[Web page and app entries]

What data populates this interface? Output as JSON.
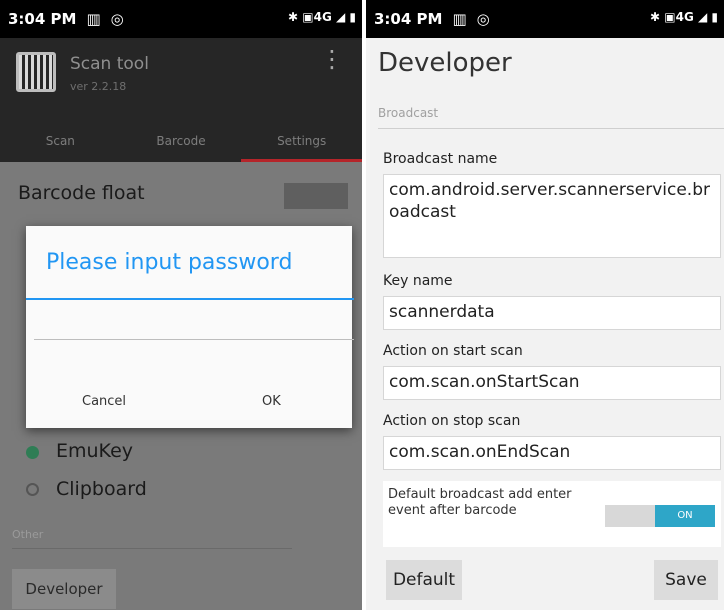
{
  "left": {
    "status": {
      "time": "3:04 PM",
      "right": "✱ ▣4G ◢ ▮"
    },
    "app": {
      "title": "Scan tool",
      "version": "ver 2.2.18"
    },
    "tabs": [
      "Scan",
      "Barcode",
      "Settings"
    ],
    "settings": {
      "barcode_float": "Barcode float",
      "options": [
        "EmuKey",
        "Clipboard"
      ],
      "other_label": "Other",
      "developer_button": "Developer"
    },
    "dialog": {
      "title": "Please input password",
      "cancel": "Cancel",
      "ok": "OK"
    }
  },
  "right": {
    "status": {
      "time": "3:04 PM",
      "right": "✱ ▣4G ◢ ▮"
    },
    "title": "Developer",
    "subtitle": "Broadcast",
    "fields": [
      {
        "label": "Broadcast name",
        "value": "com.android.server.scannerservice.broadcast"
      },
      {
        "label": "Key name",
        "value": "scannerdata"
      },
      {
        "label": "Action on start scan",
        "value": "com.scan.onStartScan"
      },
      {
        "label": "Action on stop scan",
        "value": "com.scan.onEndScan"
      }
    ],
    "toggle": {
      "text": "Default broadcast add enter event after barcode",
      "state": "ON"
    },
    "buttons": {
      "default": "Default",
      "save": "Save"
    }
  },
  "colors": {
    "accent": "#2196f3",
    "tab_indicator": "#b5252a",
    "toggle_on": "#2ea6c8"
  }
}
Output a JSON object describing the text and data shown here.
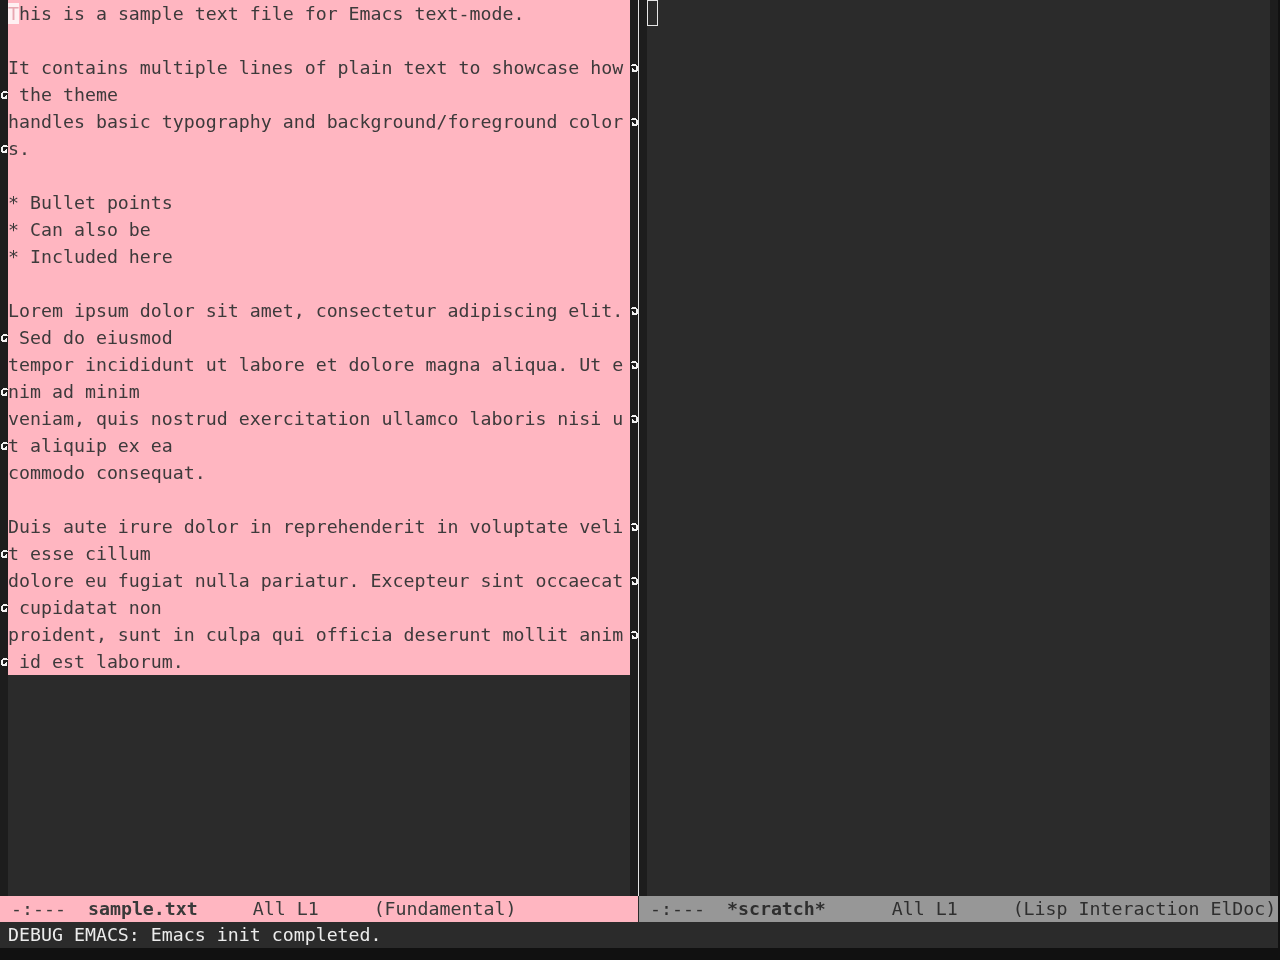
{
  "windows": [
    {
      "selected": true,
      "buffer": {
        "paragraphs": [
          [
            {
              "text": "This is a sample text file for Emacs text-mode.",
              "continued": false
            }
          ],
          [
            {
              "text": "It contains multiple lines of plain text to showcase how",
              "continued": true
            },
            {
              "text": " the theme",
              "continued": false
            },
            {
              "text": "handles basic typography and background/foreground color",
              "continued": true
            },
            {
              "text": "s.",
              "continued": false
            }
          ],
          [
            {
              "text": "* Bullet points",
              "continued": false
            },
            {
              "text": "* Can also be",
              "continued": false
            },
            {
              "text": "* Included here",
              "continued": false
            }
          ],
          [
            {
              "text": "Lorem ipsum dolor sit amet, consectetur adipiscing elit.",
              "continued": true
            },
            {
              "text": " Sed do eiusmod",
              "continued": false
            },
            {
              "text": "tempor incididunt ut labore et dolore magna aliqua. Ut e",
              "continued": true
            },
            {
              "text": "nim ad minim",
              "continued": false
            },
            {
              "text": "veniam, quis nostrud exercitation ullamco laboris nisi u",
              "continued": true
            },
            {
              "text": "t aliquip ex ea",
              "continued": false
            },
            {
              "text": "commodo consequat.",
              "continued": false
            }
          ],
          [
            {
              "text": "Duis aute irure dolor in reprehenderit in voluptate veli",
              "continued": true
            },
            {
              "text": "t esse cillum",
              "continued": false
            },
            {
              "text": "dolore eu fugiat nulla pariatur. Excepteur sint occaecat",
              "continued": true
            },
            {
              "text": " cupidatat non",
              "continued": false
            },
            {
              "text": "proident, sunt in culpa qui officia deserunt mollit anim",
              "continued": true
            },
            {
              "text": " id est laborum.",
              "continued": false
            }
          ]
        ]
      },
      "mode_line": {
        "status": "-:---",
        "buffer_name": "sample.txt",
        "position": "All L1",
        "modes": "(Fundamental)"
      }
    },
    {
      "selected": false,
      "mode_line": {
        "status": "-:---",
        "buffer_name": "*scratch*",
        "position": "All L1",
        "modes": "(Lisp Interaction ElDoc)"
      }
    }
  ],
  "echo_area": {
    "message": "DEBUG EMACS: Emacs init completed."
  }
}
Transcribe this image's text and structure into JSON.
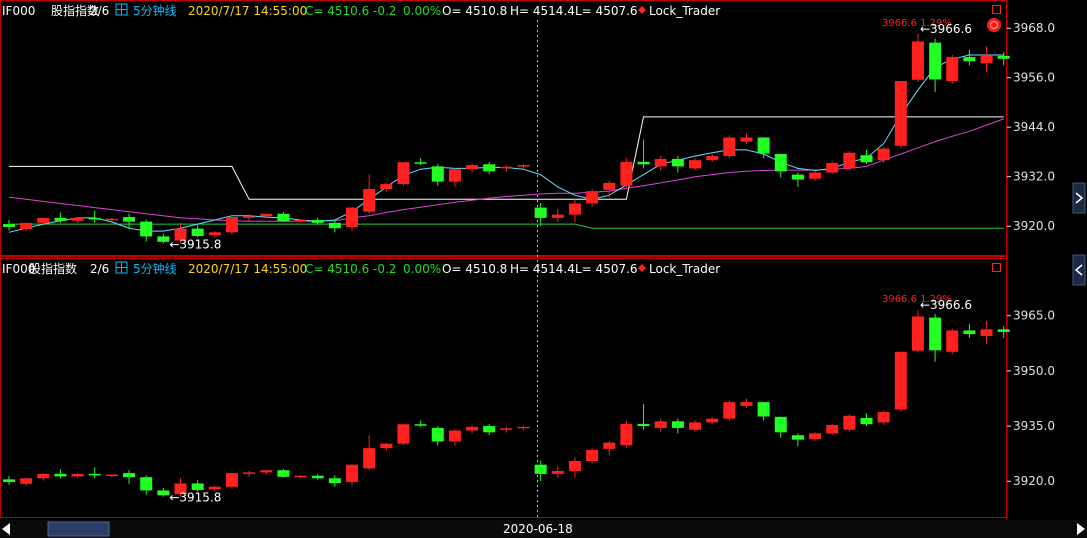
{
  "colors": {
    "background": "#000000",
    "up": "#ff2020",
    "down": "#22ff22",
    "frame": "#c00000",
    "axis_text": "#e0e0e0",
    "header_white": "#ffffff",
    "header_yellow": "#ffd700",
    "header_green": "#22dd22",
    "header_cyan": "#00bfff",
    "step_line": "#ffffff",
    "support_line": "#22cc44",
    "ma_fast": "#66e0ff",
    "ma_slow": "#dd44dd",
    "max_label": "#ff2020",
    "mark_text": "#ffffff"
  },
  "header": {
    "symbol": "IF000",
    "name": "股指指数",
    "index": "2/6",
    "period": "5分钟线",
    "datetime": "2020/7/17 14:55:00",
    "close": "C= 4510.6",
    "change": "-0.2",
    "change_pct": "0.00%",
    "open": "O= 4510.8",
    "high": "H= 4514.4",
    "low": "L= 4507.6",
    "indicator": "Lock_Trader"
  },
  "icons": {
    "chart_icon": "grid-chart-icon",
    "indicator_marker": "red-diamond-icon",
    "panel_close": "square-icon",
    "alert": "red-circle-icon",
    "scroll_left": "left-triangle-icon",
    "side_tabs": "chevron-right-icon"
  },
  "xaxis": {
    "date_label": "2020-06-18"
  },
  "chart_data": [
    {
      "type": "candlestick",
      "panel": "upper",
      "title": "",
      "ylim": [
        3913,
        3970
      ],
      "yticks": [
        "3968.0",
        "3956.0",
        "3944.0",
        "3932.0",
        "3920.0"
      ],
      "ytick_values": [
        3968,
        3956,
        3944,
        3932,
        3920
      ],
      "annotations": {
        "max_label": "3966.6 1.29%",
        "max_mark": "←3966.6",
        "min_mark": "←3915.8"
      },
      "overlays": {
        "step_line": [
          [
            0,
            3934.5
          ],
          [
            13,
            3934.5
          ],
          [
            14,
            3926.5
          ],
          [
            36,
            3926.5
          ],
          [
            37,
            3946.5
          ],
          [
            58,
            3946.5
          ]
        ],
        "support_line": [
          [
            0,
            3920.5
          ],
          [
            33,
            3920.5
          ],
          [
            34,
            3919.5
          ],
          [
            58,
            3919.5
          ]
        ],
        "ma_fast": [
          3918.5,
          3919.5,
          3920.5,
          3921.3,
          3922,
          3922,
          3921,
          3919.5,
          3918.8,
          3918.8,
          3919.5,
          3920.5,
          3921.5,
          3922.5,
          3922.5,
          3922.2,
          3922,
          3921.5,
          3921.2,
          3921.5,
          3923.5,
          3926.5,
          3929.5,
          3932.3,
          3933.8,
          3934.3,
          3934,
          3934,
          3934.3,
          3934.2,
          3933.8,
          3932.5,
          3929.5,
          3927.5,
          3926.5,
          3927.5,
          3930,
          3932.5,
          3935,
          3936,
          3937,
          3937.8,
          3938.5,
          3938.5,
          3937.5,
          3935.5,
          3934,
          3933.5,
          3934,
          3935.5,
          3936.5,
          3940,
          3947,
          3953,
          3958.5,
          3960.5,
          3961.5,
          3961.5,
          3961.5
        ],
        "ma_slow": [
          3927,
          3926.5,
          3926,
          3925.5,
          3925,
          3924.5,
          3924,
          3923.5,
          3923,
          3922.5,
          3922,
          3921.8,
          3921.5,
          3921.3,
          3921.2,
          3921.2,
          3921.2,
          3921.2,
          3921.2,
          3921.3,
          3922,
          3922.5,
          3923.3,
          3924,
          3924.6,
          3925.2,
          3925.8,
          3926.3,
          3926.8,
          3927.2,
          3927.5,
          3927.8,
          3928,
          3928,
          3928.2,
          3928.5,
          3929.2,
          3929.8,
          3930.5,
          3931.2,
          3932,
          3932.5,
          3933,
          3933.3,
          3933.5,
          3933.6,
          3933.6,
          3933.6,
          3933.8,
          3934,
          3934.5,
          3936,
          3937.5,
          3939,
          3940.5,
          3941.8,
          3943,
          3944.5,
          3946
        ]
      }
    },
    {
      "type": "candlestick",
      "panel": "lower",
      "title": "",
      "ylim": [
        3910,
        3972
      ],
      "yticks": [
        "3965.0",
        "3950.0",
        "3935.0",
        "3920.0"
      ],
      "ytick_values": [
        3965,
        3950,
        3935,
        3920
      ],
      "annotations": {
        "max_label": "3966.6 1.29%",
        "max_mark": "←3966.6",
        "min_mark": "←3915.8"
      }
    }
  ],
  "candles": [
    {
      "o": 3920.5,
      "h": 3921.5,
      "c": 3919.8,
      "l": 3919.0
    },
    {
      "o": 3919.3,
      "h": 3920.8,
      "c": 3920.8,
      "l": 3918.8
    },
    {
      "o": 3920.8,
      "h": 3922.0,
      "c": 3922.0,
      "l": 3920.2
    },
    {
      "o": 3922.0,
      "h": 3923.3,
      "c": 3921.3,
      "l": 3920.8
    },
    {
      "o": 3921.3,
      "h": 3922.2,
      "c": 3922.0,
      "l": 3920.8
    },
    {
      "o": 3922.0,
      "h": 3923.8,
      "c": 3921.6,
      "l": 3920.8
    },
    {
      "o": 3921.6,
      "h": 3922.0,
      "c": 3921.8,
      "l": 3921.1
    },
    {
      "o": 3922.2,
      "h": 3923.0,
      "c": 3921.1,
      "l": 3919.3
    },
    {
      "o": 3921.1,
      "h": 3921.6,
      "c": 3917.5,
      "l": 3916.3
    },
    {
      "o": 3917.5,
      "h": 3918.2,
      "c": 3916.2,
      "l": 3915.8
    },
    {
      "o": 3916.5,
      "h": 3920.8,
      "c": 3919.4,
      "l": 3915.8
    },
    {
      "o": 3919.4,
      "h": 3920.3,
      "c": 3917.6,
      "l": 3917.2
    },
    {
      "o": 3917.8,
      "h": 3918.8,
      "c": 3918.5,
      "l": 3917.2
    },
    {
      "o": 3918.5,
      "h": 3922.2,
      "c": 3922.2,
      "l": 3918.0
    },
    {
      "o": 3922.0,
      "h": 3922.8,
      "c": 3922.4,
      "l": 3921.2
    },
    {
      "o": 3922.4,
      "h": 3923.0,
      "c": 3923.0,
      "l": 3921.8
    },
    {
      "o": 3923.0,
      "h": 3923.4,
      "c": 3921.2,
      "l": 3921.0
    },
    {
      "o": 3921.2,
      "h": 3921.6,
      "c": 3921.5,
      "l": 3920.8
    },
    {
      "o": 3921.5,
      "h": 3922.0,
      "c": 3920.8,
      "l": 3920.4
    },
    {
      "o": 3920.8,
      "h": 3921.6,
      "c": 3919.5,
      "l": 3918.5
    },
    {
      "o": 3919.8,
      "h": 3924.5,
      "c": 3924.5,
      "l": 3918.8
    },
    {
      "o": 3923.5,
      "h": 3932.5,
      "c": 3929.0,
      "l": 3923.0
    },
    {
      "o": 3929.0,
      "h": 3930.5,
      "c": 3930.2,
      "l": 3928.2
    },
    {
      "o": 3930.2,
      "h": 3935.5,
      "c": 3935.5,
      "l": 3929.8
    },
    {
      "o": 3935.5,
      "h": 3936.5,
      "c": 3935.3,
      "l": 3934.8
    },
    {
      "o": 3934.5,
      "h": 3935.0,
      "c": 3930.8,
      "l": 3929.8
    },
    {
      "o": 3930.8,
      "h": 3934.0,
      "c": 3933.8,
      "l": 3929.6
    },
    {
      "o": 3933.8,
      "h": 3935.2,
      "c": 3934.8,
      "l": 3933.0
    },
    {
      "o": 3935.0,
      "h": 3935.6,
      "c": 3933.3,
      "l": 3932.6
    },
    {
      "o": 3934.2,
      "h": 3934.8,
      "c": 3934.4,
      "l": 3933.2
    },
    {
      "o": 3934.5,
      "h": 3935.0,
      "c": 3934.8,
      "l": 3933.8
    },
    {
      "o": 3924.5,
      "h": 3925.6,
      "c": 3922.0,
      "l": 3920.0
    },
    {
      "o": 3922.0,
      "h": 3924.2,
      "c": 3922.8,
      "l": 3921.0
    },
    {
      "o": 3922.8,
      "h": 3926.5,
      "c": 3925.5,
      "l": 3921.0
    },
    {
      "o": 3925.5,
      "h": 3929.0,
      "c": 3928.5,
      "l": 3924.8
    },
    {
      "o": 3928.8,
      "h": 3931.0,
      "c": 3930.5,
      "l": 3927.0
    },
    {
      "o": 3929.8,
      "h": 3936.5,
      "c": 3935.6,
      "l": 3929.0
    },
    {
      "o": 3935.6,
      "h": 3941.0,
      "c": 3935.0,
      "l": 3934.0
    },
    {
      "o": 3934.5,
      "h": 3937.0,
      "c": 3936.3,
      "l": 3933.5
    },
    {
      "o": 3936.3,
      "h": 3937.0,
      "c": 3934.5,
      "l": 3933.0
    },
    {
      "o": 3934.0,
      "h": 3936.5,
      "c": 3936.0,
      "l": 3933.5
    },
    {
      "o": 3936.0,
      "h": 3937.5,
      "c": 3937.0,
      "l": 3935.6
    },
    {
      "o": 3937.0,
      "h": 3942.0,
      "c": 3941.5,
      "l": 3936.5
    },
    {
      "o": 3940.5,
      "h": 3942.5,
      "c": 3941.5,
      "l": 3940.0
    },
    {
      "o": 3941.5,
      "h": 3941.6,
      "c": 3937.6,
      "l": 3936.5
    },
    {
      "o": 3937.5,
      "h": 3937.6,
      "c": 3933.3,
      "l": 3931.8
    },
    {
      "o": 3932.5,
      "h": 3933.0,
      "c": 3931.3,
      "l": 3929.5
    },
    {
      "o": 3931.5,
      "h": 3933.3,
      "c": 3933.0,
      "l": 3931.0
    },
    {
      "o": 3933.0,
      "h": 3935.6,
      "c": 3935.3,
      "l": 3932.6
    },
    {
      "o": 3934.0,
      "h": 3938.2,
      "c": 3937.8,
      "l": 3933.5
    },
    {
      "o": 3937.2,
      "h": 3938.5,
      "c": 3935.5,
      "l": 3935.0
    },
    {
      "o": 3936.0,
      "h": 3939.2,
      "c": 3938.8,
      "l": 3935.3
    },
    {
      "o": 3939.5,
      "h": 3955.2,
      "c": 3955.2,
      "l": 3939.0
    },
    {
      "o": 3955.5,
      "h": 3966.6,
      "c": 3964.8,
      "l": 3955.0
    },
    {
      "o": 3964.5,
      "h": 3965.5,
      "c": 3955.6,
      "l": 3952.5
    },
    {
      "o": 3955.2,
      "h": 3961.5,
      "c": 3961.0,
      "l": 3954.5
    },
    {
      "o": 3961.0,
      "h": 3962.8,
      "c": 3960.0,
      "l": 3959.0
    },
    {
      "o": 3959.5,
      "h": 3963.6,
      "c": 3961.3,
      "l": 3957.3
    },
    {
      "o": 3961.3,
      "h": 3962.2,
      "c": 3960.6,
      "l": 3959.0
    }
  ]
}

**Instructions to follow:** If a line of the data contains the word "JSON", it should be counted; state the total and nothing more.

**Solution for this problem:** 3